Next on the hit list was the Millennium Bridge and St Paul’s Cathedral.

St Paul's Cathedral from the Millennium Bridge
St Paul's Cathedral from the Millennium Bridge

The bridge was great. Views in London are tricky, always blocked by bloody great big buildings, but from the bridges over the Thames it all looks much more impressive.

However, St Paul’s Cathedral was a big let down. Not the building – that’s a fantastic piece of architecture! They have started charging a £10 entrance fee! That’s a lot of money. Sure, as they say it costs £7m a year to maintain the cathedral. But they also say that they get 1.5m visitors a year. By my reckoning that is somewhere near £15m in entrance fees (maybe a bit less because of concessions etc.). So, even after staff costs for operating and securing the entrance cash desks, there’s surely a fair profit in there to visit a church!!! :angry:

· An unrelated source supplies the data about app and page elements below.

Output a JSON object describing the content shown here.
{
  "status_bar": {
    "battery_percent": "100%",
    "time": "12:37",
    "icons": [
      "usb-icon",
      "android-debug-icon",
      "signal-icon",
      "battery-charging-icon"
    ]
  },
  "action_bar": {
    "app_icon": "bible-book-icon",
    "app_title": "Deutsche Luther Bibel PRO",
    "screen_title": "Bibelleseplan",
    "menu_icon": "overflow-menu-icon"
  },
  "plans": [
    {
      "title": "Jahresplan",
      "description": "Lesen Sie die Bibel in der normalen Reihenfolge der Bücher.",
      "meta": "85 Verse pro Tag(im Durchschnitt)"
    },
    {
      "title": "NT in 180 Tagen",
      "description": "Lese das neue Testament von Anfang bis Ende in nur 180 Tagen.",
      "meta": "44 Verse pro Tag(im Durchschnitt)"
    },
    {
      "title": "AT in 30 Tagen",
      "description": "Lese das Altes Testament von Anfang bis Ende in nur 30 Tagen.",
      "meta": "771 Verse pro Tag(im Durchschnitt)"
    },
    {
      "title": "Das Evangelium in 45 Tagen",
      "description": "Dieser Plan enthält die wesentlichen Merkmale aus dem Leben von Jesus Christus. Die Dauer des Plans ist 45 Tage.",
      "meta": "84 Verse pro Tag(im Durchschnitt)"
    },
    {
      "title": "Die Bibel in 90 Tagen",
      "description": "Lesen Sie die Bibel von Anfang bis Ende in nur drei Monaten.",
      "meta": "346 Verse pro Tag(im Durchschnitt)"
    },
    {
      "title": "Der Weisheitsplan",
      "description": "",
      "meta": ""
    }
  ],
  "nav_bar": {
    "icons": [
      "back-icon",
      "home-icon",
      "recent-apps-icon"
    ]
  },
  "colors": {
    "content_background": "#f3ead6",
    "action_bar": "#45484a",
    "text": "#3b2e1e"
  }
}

Back across the Millennium Bridge is the Tate Modern, which is free. 🙂 Shown below is the massive exhibit that made me feel like I’d walked into a scene from the “War of the Worlds”! Not sure I’d call it art, but it was certainly creative.

Tate Modern
Tate Modern

Walking back towards Covent Garden we passed this little piece of home… 😎

Australia House
Australia House

Eating with Dinosaurs

Pre-dinner drinks with an extinct giant sloth anyone?
Pre-dinner drinks with an extinct giant sloth anyone?

Friday evening was a bit special; we got to eat (not be eaten) with the dinosaurs at the National History Museum in London. This year’s IBM ball was a Halloween themed black tie affair! Our table was right next to the famous Diplodocus skeleton right in the centre of the imposing entrance hall – amazing.

National History Museum entrance hall set for dinner!
National History Museum entrance hall set for dinner!

Shap Abbey

The cold weather and early finish gave us an opportunity to explore. We decided to take the road that explicitly says “No public right of way”. Well, we’re not public, so that obviously doesn’t mean us.

We had no idea where it would take us, and imagined we’d find ourselves at some dead end, but it turned out to be a really good short cut back to the A6. As we travelled along it we had a fantastic view of the remains of Shap Abbey, looking very atmospheric nestled in an isolated spot. When we got to the end of the road we decided to turn round and make our way back to Keld and then onto the Abbey for a closer inspection.

The ruins are pretty amazing. There is the huge west tower and then plenty of bits and pieces for you to get the feeling of the size and shape of what used to be there. The grounds are really well maintained, with a few plaques dotted around to tell you what you’re looking at – church, chapter house, dormitories, and cloisters – and amazingly it’s all FREE!!

The Abbey was built in 1199, the last Abbey to be founded in England, and the last to be dissolved by Henry VIII in 1540 – probably because he couldn’t find it! It was founded by the Premonstratensian order, also known as the White Canons from the colour of their habits. They liked to contemplate in solitude. Most of the buildings are 13th Century and the west tower is early 16th Century. Most of the stone was taken and re-cycled into other buildings – Shap Market Hall and Lowther Castle.